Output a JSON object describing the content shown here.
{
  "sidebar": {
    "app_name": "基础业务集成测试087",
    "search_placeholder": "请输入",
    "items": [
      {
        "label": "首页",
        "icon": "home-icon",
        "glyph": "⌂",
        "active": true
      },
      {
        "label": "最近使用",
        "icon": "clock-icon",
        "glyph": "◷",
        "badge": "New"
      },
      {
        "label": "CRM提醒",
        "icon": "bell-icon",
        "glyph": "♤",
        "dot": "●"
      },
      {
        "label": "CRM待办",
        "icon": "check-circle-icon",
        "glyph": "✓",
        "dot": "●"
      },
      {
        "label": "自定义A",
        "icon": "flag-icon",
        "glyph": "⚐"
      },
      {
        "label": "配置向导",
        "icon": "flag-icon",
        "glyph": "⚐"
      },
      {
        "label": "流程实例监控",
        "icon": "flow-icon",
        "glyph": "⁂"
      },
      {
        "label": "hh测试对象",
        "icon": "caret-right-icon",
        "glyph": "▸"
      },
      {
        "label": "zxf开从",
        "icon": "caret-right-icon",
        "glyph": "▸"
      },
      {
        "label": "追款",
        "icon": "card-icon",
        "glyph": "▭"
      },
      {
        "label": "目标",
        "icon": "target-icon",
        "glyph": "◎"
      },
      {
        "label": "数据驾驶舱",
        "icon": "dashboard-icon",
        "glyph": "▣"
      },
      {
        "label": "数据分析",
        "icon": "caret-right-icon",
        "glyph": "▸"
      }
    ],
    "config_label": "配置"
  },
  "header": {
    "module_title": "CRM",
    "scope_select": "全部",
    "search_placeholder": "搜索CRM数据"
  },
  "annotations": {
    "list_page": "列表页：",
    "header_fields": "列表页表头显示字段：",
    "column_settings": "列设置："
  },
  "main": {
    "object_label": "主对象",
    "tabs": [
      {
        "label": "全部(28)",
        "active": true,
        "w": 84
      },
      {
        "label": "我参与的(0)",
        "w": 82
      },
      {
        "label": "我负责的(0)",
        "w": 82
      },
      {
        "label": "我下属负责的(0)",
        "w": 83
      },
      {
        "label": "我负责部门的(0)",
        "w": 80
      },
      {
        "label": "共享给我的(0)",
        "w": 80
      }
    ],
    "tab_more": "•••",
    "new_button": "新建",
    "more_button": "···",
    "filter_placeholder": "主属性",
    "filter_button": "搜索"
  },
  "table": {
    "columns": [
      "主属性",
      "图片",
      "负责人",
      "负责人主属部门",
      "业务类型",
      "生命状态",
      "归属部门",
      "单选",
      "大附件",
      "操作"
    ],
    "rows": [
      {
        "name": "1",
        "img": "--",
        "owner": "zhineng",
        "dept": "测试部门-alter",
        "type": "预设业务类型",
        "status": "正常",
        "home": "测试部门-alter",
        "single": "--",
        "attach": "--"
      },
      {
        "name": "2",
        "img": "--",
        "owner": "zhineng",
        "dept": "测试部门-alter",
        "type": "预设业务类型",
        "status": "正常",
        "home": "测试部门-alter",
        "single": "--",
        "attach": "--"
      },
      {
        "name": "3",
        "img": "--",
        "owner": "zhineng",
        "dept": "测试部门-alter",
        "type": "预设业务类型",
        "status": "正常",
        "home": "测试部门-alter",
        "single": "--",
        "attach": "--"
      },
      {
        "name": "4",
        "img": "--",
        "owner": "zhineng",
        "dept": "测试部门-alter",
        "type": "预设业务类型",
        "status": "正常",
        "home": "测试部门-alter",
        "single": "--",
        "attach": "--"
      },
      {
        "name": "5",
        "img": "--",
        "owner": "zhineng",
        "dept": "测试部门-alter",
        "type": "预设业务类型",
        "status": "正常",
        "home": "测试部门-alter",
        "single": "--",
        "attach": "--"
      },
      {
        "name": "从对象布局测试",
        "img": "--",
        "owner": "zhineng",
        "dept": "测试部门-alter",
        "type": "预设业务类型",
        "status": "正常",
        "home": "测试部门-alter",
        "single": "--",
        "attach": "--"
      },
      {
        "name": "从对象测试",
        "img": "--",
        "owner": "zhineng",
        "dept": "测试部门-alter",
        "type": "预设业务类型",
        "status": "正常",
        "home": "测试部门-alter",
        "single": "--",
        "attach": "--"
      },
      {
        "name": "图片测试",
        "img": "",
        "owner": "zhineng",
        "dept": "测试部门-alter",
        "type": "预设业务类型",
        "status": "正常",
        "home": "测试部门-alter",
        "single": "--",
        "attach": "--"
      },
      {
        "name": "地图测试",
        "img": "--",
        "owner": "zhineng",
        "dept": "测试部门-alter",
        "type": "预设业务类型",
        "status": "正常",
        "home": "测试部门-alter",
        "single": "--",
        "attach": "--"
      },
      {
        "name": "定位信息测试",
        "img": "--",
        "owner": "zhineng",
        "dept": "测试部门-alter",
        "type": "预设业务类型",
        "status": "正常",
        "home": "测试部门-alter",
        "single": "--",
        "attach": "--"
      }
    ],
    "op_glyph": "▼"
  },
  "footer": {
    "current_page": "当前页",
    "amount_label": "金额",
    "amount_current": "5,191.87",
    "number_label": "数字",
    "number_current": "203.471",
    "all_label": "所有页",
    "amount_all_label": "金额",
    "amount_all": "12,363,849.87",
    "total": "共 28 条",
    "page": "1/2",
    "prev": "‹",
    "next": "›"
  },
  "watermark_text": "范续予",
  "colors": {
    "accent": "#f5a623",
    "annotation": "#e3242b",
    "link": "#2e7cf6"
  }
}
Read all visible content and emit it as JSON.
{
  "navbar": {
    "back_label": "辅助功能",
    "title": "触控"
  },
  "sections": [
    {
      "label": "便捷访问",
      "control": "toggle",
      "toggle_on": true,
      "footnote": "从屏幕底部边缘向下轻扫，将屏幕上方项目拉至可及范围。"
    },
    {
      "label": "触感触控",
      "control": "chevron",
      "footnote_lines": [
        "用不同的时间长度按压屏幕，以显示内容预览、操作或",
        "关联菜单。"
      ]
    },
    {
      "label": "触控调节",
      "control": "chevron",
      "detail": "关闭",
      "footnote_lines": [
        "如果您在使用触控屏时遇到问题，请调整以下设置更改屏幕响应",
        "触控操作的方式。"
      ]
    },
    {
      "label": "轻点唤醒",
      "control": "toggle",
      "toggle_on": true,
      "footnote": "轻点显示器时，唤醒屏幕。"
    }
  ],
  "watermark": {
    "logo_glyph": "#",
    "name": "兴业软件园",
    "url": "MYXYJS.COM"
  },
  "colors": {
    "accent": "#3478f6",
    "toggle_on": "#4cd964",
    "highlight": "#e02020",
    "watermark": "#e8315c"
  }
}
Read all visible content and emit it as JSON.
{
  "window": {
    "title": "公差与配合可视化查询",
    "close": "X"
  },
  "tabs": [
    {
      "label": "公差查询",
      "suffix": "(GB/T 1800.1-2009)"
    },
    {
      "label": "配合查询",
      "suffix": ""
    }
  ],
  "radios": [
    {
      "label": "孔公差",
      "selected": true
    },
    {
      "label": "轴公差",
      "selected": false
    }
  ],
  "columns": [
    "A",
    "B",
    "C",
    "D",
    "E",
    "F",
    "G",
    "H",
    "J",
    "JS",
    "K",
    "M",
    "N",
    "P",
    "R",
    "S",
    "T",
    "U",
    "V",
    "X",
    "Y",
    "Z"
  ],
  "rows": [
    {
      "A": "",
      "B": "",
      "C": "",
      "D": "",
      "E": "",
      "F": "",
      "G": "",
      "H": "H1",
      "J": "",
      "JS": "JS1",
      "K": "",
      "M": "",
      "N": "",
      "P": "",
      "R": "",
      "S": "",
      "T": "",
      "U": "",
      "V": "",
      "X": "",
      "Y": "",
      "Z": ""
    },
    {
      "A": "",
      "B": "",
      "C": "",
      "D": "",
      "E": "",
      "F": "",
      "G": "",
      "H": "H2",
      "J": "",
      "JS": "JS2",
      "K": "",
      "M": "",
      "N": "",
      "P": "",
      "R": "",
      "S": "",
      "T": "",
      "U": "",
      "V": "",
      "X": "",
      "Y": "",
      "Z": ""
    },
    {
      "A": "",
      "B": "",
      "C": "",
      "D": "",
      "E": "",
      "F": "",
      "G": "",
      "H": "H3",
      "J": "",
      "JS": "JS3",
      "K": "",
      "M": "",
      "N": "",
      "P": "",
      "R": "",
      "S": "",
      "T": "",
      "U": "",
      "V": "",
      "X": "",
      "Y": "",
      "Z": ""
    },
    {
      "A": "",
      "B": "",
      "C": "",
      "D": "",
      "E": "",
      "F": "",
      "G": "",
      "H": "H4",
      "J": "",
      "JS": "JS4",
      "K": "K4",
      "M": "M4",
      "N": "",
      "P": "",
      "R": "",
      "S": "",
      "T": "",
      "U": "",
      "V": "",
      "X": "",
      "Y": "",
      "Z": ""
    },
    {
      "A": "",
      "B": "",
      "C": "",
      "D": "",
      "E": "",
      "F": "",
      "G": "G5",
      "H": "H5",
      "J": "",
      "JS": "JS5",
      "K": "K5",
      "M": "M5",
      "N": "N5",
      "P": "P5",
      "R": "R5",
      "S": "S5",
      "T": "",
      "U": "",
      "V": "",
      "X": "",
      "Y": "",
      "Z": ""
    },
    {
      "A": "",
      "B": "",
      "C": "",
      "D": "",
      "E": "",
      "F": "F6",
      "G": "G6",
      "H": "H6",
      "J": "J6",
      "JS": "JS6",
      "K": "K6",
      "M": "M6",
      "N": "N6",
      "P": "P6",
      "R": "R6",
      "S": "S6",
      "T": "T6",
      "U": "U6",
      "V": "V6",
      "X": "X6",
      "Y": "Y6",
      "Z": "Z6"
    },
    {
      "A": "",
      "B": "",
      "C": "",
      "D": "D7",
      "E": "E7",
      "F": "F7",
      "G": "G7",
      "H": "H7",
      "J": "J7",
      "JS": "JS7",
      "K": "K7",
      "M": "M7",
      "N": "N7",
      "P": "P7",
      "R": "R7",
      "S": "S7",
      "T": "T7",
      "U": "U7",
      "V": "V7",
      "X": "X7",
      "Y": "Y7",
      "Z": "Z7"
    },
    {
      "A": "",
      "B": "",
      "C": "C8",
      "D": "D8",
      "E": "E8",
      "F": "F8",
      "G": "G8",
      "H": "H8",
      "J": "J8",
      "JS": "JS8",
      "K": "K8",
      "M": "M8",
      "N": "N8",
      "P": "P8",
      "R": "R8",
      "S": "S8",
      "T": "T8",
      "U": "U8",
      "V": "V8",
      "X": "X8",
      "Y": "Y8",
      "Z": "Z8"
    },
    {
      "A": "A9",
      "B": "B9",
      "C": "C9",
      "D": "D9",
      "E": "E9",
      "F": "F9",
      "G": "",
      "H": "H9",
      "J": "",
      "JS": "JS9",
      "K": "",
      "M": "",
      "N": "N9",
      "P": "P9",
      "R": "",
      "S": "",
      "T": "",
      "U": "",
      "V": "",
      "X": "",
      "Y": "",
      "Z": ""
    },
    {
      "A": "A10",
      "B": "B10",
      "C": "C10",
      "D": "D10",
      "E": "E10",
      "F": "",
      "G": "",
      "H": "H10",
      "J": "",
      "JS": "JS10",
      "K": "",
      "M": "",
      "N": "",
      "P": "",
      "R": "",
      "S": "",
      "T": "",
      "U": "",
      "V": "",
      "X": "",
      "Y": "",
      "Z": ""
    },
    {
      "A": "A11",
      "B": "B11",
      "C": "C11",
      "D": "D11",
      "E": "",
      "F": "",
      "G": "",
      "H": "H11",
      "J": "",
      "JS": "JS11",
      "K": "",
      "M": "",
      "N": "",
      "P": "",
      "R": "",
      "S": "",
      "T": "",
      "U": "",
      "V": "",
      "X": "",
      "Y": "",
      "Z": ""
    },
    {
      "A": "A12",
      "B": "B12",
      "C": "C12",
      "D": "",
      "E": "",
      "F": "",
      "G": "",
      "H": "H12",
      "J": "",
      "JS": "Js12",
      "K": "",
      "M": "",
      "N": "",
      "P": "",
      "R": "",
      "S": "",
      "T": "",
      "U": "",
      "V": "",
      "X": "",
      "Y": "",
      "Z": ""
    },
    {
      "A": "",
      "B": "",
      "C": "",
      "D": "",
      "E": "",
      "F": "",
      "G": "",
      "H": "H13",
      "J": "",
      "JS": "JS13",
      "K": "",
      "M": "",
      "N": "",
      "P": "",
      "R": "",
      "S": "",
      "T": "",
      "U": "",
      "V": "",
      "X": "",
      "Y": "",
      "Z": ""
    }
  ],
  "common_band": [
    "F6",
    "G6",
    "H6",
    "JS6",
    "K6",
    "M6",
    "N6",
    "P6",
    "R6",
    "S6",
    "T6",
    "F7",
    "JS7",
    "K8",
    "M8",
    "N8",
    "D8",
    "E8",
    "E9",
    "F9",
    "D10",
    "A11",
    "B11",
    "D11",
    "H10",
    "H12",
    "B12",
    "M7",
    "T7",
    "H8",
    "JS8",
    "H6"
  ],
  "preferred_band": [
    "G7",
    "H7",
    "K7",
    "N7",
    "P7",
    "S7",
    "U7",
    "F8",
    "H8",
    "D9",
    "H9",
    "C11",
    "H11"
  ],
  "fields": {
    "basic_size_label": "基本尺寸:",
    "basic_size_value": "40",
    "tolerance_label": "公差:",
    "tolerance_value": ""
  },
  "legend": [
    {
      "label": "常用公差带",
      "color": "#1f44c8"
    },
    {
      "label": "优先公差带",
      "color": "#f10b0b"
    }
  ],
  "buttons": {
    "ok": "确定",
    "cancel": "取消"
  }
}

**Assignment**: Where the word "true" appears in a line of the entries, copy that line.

**Task solution**:
        "active": true
        "active": true,
      "toggle_on": true,
      "toggle_on": true,
      "selected": true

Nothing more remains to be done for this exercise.